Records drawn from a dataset
§
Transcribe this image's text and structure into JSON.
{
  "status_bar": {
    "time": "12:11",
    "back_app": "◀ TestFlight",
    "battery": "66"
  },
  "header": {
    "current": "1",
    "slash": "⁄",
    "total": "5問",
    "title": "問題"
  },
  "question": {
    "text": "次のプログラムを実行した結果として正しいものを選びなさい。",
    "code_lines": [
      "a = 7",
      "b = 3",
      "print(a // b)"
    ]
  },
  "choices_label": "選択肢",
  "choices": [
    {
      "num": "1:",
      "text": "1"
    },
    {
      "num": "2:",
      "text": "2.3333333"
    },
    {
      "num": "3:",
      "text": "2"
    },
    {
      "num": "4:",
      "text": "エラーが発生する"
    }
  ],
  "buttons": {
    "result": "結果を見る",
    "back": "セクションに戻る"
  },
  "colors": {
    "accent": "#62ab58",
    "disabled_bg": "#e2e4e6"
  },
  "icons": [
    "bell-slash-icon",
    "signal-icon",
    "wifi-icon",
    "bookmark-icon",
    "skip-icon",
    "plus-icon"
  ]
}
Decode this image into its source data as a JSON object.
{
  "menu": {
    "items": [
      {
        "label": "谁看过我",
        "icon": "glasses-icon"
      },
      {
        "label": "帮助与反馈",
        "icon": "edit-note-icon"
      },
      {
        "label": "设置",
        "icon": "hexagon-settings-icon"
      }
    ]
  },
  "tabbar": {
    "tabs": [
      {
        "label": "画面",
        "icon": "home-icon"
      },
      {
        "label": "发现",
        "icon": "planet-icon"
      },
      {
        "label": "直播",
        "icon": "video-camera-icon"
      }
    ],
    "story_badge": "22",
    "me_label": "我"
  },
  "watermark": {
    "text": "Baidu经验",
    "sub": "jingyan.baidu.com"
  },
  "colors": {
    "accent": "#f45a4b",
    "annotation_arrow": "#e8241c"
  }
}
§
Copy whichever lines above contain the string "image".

Transcribe this image's text and structure into JSON.
Decode this image into its source data as a JSON object.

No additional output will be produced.